Facebook provides the ability to build custom audiences off of users that have interacted with your business in many ways.
You can upload a customer files like emails (this data will be hashed on upload), build a list of users based off website traffic, or App, Offline or Engagements.
Engagements have its own set of available options where you can bucket people based off having watched some or all of a video to people that have taken part of a specific event.
Hence these are powerful ways to not only re-engage users but also to build seed audiences for lookalike targets.
As the name implies you can build lookalike audiences off of your source data. Your source data consists of custom conversions or Page data.
Audience sizes range from 1% – 10% with 1% being the closest match to your source data.
This is great for qualified audience expansion. Traditionally I work with the 2% range but if you want to test building out segments ranging from 1% – 10% is a great way to see how much you can maximize your qualified reach.

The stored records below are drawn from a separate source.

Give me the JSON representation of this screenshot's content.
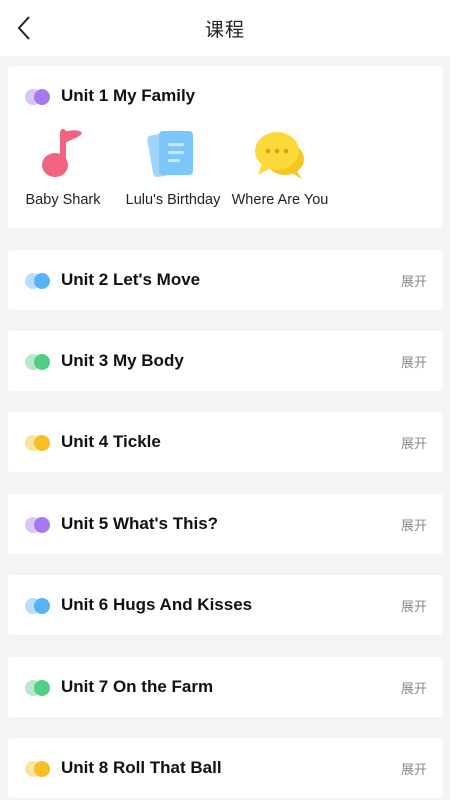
{
  "header": {
    "title": "课程"
  },
  "colors": {
    "purple": {
      "light": "#d9c5f7",
      "dark": "#a978ee"
    },
    "blue": {
      "light": "#b9ddfa",
      "dark": "#56b3f5"
    },
    "green": {
      "light": "#b7e8cb",
      "dark": "#4fcf84"
    },
    "yellow": {
      "light": "#fbe3a2",
      "dark": "#f7bf23"
    }
  },
  "units": [
    {
      "title": "Unit 1 My Family",
      "color": "purple",
      "expanded": true,
      "lessons": [
        {
          "label": "Baby Shark",
          "icon": "music-note-icon"
        },
        {
          "label": "Lulu's Birthday",
          "icon": "document-icon"
        },
        {
          "label": "Where Are You",
          "icon": "chat-bubble-icon"
        }
      ]
    },
    {
      "title": "Unit 2 Let's Move",
      "color": "blue",
      "expand_label": "展开"
    },
    {
      "title": "Unit 3 My Body",
      "color": "green",
      "expand_label": "展开"
    },
    {
      "title": "Unit 4 Tickle",
      "color": "yellow",
      "expand_label": "展开"
    },
    {
      "title": "Unit 5 What's This?",
      "color": "purple",
      "expand_label": "展开"
    },
    {
      "title": "Unit 6 Hugs And Kisses",
      "color": "blue",
      "expand_label": "展开"
    },
    {
      "title": "Unit 7 On the Farm",
      "color": "green",
      "expand_label": "展开"
    },
    {
      "title": "Unit 8 Roll That Ball",
      "color": "yellow",
      "expand_label": "展开"
    }
  ]
}
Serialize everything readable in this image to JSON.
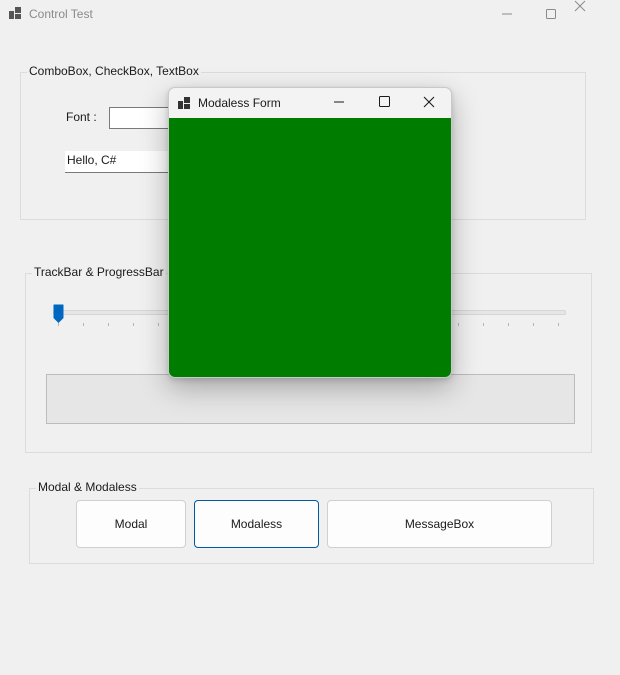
{
  "window": {
    "title": "Control Test"
  },
  "group_combo": {
    "legend": "ComboBox, CheckBox, TextBox",
    "font_label": "Font :",
    "font_value": "",
    "textbox_value": "Hello, C#"
  },
  "group_track": {
    "legend": "TrackBar & ProgressBar",
    "trackbar_value_fraction": 0.0,
    "progress_fraction": 0.0
  },
  "group_modal": {
    "legend": "Modal & Modaless",
    "buttons": [
      "Modal",
      "Modaless",
      "MessageBox"
    ]
  },
  "dialog": {
    "title": "Modaless Form",
    "client_color": "#007c00"
  },
  "colors": {
    "accent": "#0067c0",
    "focus_border": "#005a9e",
    "background": "#f0f0f0"
  },
  "icons": [
    "app-icon",
    "minimize-icon",
    "maximize-icon",
    "close-icon",
    "trackbar-thumb"
  ]
}
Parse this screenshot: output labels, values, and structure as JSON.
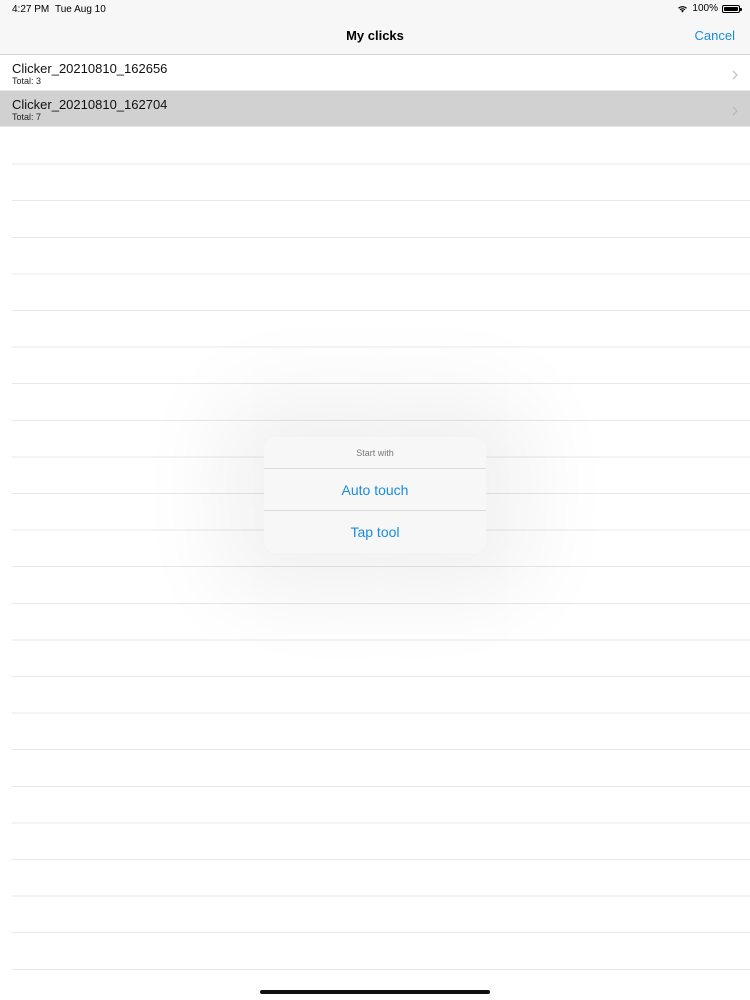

These are built similarly to how we created an audience using Audience Insights above.
You can define layers that will make up the audience segment including custom conversion, page connection, location, gender, age, language, and interests.
Image is a centralized location of all images uploaded to the Facebook Ads Manager over time.
Hence, if you are building out multiple ads and want to skip individual uploads for each image, you can upload them here in bulk although you will still need to assign them to each ad.
Product catalogs consist of your product feed if you are running an e-commerce site.
You can search products, manage your feed data sources, create product sets, review purchase events and edit catalog settings.
If you have multiple brick and mortar locations, you can manage these here. Having a list of business locations is excellent when you want to customize ads by location at scale.
As a result, you can assign your Main Page, Add your locations and run specific location-based ads.
Block list will take you to the business manager.
Controlling placements this way is an excellent feature for pre-campaign transparency.
You can download a CSV file with a full list of placements to create your custom block list to then apply across multiple ad accounts.
Video is the same as the Image Asset Library just for videos and provides a central location for all video upload for the Ad Account.
Settings [Facebook Ads Manager]
The settings section covers general ad account setting within the Facebook Ads Manager.
Most of these are pretty straightforward and self-explanatory, but I would like to call out the attribution setting.
Facebook allows you to define the attribution settings for each Ad Account.
In Facebook’s words:
“The attribution window determines the actions (clicks or views) to be used for attributing results to ads and the lookback period after those actions occur during which ad results are counted. Facebooks default attribution window is 28 days after people click and 1 day after people view your ad.”
Consequently, you can set the click or view window to 1, 7 or 28 days. The default is 28-day post click and 1-day post view.
Generally speaking, I work with the default attribution settings, but this can vary based on your business needs. If you find that sales happen in a smaller purchase window, you can set it to 7 days post-click.
However, if you are working with branding and awareness campaigns reaching top funnel users, you might want to set the post view to 28 days.
Just remember that this will get applied to the Facebook Ads Manager Account.
Business Settings, Billing & Invoices [Business Manager]
Business settings take you to your Facebook Business Manager to manage general business settings across accounts.
You can view and update your billing information and invoices to date, but again you will be taken to the business manager to address these.
Facebook now lets you individually assign Finance Analyst and Finance Editors roles to access billing and manage invoices.
Ultimately running Facebook ads can be a daunting task.
However, once you get familiar with the tools we covered in this Facebook Ads Manager tutorial, you can get excited about the possibilities.
Given these points, did I cover everything in this Facebook Ads Manager guide or is there a feature you find invaluable that I missed?
Let me know in the comments below.